(6) Client Side (on save) and Server Side (on load) Validation to reduce the overheads.
(7) Modified flags on the Client and Server Objects to stop loading and saving when it's not needed.
(8) Optimistic Locking on the database to save loading the complete object when it's not needed.
(9) Having the Client Side stubs handle Read-Only Tables and Views (i.e. take the UD out of CRUD).
After all this exaustive optimization we've come to realize that it's not the EJB internals that really matter it's how useable they are.
Pet-store also exposes a common problem with Sun, that they focus too much time on design and too little on real-world use-cases. External requirements constrain internal design, NOT internal design constrains external requirements.
We have to rememeber that EJB is the first widely adopted distributed object model, and it won't be the last.
We (Javelin Software) have put up an on-line (2-tier)version of the Petstore :
This can be compared with an on-line (2-tier) demo of the Northwind database :
Northwind is larger in terms of data and tables. Northwind also includes more types, indexes and complex keys as well as views. Northwind forced us to upgrade several aspects of our code generator (e.g. views). Petstore as a use case was really a waste of time.
An unoptimized EJB server struggles with even a tiny dataset in Petstore. MS Access ran Northwind so quickly on a 486 we thought we'd all died and gone to heaven - those were the days.
- Robin :)
Some of my comments in the article have turned out to be wrong, so I wanted to clarify some information on the PetShop.
1: Stored Procedure Use in PetShop
If you look at the SP code in the .NET PetShop, it actually is just a simple wrapper on data access, and no business logic is placed in there. The only advantage here, is that the SQL query plan is compiled once only.
The ASP.NET layer talks to .NET Assemblies, which in turn talk through to the backend tier.
.NET Assemblies are the new way of doing things, and can be accessed via SOAP (from external sources), .NET Remoting (from internal sources), and DCOM is still supported of course.
If you wanted to deploy an app in a clustered environment, the recommended way of doing so would be:
Use Network Load Balancing (NLB). Turn on this feature on each box, configuring the cluster ip/domain name, and have the clients access the cluster.

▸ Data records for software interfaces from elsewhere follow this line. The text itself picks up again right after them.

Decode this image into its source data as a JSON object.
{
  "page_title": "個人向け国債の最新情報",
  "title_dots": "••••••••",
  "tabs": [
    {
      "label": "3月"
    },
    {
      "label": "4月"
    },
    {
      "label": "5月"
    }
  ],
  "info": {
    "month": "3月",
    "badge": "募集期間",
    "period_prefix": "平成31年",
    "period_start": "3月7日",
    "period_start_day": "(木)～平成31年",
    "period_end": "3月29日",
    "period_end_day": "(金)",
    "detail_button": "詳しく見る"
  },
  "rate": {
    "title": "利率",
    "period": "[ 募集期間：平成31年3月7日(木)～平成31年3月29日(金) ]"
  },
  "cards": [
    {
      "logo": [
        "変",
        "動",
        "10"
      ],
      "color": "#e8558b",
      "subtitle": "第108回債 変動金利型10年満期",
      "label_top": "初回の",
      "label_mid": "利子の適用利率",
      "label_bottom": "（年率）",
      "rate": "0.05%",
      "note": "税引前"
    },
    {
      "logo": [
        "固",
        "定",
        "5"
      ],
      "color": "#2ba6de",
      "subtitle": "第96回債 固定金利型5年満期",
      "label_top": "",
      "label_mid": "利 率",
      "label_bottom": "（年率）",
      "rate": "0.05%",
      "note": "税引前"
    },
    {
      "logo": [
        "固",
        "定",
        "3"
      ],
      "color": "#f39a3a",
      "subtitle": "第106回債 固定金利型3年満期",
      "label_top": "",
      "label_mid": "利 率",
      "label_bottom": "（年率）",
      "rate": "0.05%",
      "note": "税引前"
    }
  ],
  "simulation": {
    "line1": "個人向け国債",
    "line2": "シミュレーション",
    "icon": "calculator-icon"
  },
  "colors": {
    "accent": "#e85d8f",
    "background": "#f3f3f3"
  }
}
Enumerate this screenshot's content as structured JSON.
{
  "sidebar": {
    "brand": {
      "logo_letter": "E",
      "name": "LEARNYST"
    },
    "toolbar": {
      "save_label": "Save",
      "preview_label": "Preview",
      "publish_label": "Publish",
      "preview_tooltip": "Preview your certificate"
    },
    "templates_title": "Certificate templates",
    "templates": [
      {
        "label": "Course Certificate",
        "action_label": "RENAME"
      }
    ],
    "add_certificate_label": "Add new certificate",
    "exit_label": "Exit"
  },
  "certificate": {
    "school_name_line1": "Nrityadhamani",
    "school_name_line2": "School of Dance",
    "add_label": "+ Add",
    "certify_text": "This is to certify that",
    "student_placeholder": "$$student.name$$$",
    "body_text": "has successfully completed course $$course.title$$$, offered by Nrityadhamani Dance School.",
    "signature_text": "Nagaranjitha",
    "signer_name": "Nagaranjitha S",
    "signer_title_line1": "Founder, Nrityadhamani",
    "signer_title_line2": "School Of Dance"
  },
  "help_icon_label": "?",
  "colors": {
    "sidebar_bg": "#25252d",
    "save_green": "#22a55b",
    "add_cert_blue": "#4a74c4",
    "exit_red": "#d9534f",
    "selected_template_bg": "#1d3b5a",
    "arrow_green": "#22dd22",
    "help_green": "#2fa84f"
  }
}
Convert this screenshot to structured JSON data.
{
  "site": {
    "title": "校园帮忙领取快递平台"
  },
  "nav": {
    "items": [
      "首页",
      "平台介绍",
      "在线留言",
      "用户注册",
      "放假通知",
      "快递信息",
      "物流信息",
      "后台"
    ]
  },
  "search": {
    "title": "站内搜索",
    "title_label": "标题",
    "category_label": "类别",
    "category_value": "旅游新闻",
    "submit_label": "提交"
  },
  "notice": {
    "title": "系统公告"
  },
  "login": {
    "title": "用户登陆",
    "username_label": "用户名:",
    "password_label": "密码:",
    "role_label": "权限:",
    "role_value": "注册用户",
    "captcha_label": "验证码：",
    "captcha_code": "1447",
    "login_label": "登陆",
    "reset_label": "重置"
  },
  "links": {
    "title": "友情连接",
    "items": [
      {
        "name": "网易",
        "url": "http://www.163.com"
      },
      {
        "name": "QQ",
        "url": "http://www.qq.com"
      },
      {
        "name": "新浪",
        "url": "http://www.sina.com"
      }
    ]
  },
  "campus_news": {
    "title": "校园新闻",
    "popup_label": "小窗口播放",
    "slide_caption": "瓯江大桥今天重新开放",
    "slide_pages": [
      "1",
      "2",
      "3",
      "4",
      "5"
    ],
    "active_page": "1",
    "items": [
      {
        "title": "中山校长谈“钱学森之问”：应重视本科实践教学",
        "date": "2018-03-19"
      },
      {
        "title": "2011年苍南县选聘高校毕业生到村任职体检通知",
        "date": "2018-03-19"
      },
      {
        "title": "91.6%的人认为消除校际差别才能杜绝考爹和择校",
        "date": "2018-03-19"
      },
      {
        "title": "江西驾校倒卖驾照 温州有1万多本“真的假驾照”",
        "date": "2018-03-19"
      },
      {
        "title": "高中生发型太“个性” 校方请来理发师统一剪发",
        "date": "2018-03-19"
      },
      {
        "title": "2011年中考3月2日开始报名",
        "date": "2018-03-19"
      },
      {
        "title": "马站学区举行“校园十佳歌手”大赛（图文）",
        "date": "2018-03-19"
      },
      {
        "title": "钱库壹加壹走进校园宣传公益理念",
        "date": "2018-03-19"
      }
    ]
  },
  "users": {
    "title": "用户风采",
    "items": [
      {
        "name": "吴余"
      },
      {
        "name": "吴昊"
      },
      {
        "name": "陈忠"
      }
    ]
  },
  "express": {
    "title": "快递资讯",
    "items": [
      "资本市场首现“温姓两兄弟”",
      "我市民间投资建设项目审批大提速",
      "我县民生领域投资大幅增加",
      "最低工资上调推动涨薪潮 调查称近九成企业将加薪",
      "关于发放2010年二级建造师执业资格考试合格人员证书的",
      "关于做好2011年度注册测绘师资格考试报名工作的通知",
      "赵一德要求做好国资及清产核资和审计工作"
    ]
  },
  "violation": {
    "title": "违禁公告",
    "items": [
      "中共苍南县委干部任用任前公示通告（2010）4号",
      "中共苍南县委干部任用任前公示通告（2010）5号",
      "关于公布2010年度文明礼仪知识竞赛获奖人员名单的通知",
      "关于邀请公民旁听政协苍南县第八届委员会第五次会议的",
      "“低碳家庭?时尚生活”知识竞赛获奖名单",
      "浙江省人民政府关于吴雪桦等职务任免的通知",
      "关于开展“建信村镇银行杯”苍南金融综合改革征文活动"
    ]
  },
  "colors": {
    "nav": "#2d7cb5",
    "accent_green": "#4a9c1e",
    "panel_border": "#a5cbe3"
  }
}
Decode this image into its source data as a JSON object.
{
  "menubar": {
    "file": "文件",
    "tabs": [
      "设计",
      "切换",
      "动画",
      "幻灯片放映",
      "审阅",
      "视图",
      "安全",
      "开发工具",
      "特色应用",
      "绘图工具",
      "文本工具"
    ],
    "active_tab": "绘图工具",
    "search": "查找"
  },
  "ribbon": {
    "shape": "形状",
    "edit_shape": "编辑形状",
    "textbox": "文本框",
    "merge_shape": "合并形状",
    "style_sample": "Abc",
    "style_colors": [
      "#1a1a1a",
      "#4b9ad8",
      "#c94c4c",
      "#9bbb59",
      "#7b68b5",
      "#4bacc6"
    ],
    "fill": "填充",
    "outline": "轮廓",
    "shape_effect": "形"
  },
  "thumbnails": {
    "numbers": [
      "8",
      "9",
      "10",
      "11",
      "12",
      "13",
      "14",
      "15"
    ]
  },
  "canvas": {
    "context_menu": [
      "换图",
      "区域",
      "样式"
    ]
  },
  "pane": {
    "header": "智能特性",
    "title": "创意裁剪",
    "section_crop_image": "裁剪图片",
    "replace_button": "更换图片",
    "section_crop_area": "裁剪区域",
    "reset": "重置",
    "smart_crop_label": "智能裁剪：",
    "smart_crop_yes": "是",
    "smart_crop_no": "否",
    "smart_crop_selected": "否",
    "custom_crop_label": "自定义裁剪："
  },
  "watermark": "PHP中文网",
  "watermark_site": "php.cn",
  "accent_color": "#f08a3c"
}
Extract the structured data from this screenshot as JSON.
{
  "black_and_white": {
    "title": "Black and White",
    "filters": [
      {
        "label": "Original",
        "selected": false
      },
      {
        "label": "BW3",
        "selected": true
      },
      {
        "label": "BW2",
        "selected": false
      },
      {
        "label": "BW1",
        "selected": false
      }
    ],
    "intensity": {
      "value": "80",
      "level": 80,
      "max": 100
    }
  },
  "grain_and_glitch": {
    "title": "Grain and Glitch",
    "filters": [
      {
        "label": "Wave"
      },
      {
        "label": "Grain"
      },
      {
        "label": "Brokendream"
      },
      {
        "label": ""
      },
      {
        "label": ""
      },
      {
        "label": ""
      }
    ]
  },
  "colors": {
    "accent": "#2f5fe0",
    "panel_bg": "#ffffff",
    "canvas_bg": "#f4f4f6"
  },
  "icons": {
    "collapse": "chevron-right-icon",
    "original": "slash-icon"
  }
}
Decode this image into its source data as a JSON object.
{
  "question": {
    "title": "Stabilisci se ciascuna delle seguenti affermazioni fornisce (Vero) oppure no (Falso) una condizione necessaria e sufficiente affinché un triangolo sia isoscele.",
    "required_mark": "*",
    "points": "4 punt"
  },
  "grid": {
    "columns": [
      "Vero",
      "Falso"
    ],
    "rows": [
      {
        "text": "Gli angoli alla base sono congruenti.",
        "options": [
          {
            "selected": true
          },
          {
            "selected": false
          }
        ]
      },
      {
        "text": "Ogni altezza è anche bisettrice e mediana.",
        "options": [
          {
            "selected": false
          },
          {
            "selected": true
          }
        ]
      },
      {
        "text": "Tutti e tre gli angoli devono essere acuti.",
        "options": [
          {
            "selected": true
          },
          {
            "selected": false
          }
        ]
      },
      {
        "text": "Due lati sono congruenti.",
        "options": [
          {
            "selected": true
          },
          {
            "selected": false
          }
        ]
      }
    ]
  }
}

IMHO The biggest problem is that Microsoft continues to use the Petstore example as the reason why managers should invest in .NET ... until that can be stopped, they will continue to profit from what is simply a lie.
Hello, what amazes me is all of these "realworld" examples have very patterns and strategies 4 the execution of the their respective business logic efforts but no "realworld" security beginning w/ userid password not sent as clear text. and, also no provision 4 running secured path servlets/jsp/ejb's under ssl. if u want to run "realworld" u have to start w/ the security. thanx, david brown
We are doing a project for one of the major insurance companies. We have an architecture that is pretty standard: JSP->Command class->Sesion Bean->Business Objects->Entity Beans (or database using JDBC).
The performance optimization techniques we used are:
1. Didn't use SPs because of portability reasons. We use a mixture of BMP and CMP. Wherever we fetch multiple records from the database, we use CMP and create business objects directly from these records and return a collection of business objects instead of a collection of entity beans. We use CMP for inserts, updates and where we know the query returns a single record.
2. We optimize BMP by doing as many joins as possible and minimizing on the number of database calls we make.
3. Our services (on session beans) are coarse grained thereby giving some performance improvements.
4. The services take in Data Transport Objects as parameters and return Data Transport Objects. These are purely data objects (as opposed to business objects or Entity Beans) which are smaller and quicker to transport over the wire.
Mainly we tries to optimize by reducing the network traffic (back and forth database calls or back and forth service calls)
There are too many EJB files in Java's PetStore.
Is it possible to package them together? And PetStore's deep directory architecture makes it difficult to management.
At presetn .Net's solution is clean.